Task brief
Copy out each line below in which the string "fireadmin" appears.

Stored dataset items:
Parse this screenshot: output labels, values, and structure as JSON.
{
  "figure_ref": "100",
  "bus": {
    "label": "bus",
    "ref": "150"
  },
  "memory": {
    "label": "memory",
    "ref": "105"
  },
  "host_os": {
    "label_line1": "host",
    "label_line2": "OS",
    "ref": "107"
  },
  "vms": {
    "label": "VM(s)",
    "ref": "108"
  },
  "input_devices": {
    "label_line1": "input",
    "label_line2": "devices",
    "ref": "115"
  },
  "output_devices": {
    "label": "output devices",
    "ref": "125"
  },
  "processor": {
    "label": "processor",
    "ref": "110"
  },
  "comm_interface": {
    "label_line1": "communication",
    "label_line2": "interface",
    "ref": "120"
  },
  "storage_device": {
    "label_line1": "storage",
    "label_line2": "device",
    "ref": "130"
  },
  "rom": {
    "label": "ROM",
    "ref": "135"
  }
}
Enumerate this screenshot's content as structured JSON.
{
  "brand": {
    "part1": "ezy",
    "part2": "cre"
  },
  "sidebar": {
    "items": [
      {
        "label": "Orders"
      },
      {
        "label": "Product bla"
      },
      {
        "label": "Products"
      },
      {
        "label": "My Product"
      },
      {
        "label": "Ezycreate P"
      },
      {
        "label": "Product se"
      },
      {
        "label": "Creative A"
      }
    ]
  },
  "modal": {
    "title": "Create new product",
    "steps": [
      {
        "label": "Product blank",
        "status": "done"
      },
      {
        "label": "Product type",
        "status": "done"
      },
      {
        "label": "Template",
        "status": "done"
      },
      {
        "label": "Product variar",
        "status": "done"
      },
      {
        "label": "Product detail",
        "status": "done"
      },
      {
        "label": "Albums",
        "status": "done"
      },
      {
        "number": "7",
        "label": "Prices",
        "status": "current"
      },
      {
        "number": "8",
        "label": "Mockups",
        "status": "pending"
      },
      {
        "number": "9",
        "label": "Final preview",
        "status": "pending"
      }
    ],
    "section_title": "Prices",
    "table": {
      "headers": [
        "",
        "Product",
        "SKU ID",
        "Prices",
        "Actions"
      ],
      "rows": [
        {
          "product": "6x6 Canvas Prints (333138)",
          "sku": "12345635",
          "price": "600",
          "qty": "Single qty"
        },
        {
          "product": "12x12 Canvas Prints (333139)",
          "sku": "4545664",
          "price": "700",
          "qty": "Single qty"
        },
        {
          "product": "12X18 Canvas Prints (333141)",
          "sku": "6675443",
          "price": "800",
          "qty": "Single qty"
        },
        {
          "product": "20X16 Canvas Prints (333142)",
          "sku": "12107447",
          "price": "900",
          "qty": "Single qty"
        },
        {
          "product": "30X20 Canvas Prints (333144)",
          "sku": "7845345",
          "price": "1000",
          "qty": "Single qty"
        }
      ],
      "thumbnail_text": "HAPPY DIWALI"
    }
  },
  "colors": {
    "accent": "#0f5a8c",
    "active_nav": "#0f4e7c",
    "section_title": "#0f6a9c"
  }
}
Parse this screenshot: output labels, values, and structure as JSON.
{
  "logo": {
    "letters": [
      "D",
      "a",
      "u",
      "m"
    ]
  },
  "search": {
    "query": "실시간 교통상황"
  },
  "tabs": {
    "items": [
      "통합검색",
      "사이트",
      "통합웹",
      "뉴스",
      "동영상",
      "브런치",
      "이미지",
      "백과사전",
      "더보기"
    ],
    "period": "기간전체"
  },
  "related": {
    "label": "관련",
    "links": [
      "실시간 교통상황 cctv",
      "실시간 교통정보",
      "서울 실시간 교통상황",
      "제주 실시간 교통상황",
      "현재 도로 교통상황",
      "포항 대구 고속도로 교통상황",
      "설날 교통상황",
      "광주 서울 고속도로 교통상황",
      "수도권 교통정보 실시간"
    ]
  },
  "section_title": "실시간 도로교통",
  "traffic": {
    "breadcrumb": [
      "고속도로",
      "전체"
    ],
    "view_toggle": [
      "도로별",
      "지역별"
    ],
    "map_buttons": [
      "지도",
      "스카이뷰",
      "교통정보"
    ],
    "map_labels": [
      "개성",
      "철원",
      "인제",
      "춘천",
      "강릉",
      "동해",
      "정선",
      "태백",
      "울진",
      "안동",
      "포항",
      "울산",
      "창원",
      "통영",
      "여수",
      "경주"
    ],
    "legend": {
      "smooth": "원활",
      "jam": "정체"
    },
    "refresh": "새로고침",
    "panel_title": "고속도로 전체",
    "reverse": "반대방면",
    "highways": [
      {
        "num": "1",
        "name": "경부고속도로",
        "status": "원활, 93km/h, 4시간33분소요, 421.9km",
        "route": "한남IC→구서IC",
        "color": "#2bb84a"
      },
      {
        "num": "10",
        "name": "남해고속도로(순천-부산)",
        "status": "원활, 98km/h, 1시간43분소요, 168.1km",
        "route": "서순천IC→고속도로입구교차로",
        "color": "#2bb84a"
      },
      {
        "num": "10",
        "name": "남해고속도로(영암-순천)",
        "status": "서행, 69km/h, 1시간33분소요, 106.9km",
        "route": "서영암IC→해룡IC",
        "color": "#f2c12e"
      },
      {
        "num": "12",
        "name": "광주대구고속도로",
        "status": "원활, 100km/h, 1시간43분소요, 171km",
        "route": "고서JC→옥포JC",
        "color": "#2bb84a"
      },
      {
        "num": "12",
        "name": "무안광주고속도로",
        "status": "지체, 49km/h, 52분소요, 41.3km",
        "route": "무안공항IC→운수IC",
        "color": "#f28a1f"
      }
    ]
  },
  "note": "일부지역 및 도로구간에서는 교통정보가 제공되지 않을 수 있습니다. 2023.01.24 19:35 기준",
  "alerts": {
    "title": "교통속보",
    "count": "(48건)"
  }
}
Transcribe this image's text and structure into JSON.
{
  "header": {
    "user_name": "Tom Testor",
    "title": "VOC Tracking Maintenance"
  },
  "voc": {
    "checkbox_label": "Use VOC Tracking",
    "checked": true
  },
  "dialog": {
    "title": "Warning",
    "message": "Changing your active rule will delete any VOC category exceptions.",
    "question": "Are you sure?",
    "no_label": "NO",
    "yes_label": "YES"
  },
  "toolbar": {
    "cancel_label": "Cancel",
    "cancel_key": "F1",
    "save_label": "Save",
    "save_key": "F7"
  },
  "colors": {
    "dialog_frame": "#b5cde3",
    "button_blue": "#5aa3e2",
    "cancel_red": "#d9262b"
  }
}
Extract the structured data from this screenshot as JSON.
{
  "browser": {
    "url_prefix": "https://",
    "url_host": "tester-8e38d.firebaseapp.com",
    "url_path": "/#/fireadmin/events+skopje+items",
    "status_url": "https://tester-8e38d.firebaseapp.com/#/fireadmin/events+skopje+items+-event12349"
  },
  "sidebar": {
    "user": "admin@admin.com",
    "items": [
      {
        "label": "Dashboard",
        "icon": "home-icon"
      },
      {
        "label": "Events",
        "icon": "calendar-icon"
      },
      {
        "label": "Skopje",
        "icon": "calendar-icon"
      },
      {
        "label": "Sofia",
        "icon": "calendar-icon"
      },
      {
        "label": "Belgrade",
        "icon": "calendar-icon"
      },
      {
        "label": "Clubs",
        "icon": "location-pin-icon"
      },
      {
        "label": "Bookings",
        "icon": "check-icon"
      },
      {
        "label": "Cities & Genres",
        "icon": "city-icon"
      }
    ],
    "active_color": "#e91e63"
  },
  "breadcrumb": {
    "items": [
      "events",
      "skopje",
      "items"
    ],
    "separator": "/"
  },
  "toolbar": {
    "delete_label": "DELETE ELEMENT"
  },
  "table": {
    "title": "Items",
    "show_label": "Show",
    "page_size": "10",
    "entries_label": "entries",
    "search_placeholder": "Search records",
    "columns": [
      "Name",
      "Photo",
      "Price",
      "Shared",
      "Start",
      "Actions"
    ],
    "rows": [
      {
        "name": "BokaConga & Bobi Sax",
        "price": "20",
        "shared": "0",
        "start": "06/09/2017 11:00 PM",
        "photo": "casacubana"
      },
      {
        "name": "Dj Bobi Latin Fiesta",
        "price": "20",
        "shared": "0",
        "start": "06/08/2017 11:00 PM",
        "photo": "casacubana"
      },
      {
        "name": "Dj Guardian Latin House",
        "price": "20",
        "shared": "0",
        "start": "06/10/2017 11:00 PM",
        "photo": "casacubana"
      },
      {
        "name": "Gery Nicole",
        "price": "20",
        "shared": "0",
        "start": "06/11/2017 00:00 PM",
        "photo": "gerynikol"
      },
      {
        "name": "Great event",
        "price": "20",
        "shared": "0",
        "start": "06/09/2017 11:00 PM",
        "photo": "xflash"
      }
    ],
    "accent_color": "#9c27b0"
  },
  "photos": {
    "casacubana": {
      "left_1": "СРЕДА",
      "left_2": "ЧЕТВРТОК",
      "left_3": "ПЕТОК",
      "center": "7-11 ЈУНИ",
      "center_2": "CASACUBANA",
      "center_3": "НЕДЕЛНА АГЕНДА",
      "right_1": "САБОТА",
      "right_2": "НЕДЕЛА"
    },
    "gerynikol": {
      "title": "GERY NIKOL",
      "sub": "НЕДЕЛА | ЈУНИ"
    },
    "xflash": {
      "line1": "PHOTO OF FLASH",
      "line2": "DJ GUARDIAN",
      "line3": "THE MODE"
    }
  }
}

Answer to the exercise
    "url_path": "/#/fireadmin/events+skopje+items",
    "status_url": "https://tester-8e38d.firebaseapp.com/#/fireadmin/events+skopje+items+-event12349"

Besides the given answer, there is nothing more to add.